Cancer Clustering for Residential Histories

Period of Performance: 07/01/2008 - 06/30/2010


Phase 2 SBIR

Recipient Firm

Principal Investigator

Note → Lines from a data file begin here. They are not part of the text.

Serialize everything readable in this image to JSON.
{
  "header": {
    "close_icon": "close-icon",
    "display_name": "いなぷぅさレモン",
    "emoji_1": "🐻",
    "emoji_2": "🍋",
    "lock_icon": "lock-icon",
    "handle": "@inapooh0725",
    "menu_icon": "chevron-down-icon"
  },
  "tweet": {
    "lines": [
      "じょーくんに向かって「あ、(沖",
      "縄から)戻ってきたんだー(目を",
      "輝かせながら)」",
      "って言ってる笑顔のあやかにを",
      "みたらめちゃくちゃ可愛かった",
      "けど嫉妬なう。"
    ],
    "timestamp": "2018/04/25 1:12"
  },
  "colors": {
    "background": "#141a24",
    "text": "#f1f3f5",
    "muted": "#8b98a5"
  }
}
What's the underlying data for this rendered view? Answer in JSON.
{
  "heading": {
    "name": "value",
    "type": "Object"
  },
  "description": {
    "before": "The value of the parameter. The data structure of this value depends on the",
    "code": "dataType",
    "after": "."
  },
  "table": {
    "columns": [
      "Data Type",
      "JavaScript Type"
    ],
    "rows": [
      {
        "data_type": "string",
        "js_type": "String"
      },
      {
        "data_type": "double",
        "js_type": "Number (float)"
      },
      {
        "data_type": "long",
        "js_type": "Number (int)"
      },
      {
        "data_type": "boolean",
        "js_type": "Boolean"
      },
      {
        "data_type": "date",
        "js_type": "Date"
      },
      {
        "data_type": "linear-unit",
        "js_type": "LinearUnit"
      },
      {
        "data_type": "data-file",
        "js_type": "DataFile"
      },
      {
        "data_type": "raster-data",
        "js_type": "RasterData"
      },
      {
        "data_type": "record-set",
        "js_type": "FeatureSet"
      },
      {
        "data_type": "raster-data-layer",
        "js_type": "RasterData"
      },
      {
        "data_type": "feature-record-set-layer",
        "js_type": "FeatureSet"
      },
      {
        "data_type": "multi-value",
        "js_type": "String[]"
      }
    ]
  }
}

DESCRIPTION (provided by applicant): Cancer Clustering for Residential Histories Abstract: This project will develop a new, comprehensive approach for evaluating clustering in case-control data that accounts for residential histories, risk factors, covariates and cancer induction and latency periods. To date, two of the major deficiencies of geographic studies of cancer are that they lack an appropriate methodology for investigating clusters over the life course and risk factors/covariates are not included in the analysis. These limitations are overcome by this project. Local, global and focused tests for residential histories will be developed based on sets of matrices of nearest neighbor relationships that reflect the changing space-time geometry of the residential addresses of cases and controls. Exposure traces that account for the latency between exposure and disease manifestation, and that use exposure windows of varying duration will be defined. Several of the methods so derived will be applied to evaluate clustering of residential histories in an ongoing case-control study of bladder cancer in south eastern Michigan, and to identify local excesses of breast cancer in Marin County, California. Because humans are mobile, these new methods are a significant advance over approaches that ignore residential histories and instead rely only on place of residence at time of diagnosis or death. The major innovation is the creation of methods for analyzing and modeling the residential histories of cases and controls to identify geographic excesses of cancer risk, both in the study population itself as well as in relation to putative hazards such as point-source releases of carcinogens. Cancer Clustering for Residential Histories Relevance: The techniques and software to be developed in this project will provide a more concise and accurate description of clustering of cancer cases that accounts for risk factors, covariates, residential history, cancer latency, time of diagnosis, and the exposure windows during which causative exposures are hypothesized to have occurred. To our knowledge the techniques and software from this project will be the first to address all of these factors within a single, comprehensive framework.